Abstract # 13332 Event # 74:

Scheduled for Thursday, August 22, 2019 03:00 PM-03:15 PM: (Room 309) Symposium


E. Bliss-Moreau
California National Primate Research Center, University of California, Davis, Davis, CA 95616, USA

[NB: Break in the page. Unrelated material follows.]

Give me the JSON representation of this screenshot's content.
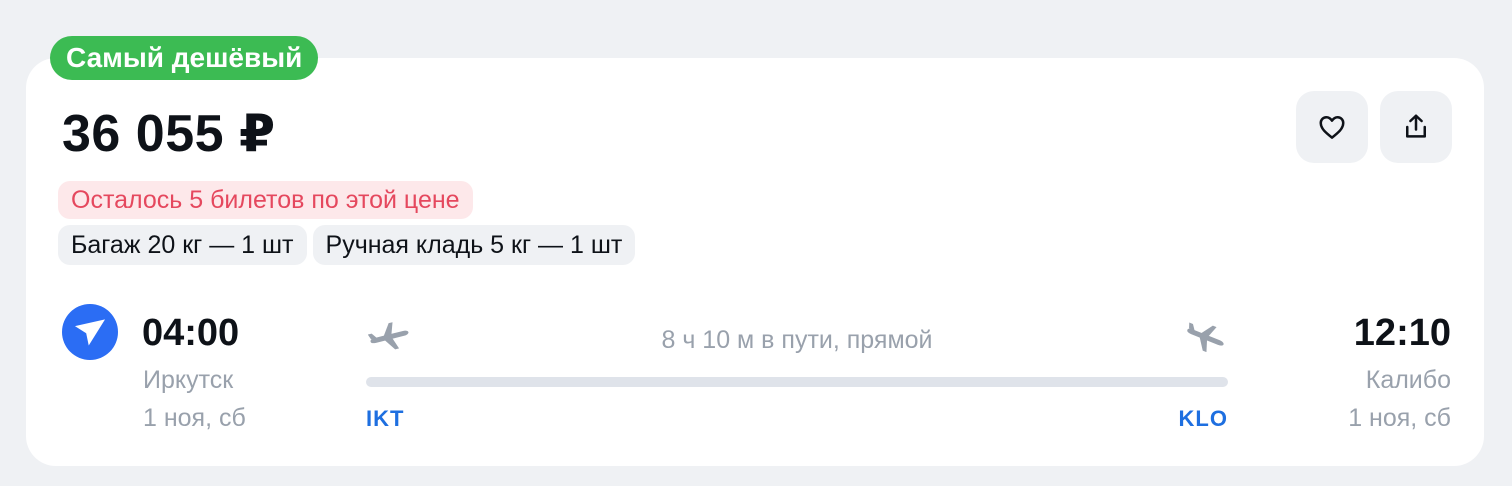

     Essentialist assumptions about the nature of animals’ emotional lives and our abilities, as their human caretakers, to understand them, are foundational building blocks of modern animal welfare science. Nevertheless, rarely, if ever, are these philosophical and scientific assumptions questioned. Essentialist beliefs about emotions have persisted in the study of humans and animals for almost a century, despite accumulating evidence that emotions do not have essences – outputs such as physiological patterns, facial behaviors, vocal behaviors, and hormonal levels that give discrete and specific evidence of particular emotions. In the absence behavioral and physiological outputs that provide veridical information about the emotion state of another agent (be that another human, or an animal), major questions arise regarding how to determine and understand the emotions of others without verbal self-reports – a critical task for comparative and translational science. This talk provides a primer on contemporary emotion theory, illustrating new approaches to understanding emotion across species and linking those approaches directly with modern animal welfare science. I illustrate how abandoning false essentialist assumptions opens a host of opportunities to improve animal welfare and align studies of animal welfare across species, including with those of human wellbeing.